**Your assignment**
Scan the entries below for the word "label" and copy every line where it turns up.

**Data records**
++++++

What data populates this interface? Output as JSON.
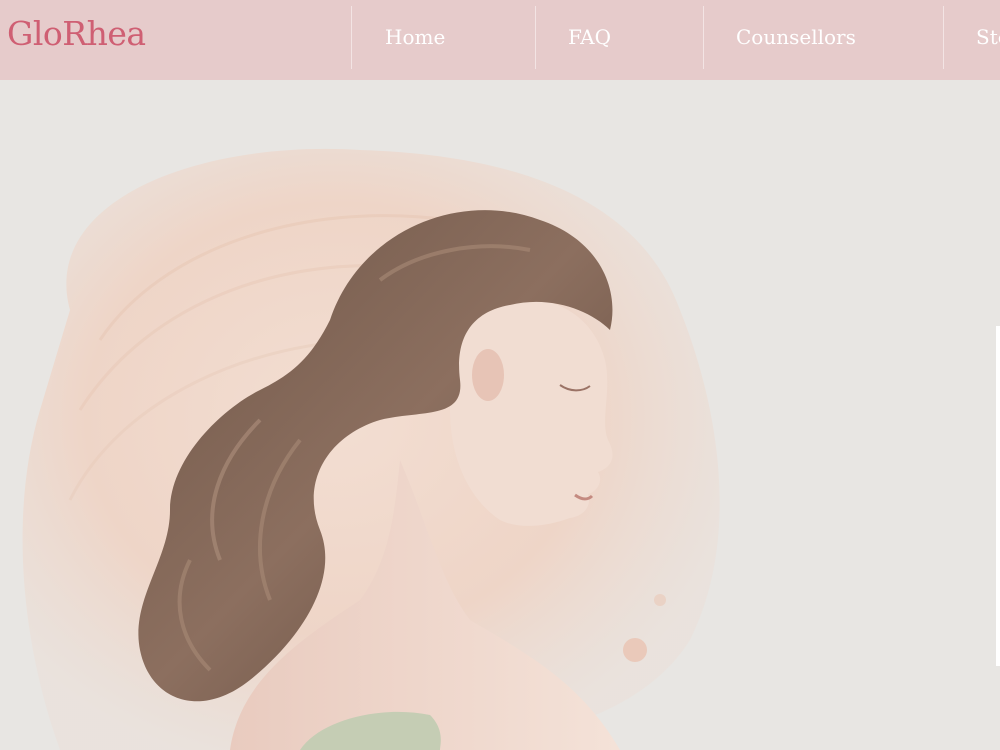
{
  "brand": {
    "name": "GloRhea",
    "color": "#cf5f73"
  },
  "nav": {
    "items": [
      {
        "label": "Home"
      },
      {
        "label": "FAQ"
      },
      {
        "label": "Counsellors"
      },
      {
        "label": "Sto"
      }
    ],
    "background": "#e6cbcb"
  },
  "hero": {
    "image": "woman-profile-illustration",
    "background": "#e8e6e3"
  }
}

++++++

**Your solution**
        "label": "Home"
        "label": "FAQ"
        "label": "Counsellors"
        "label": "Sto"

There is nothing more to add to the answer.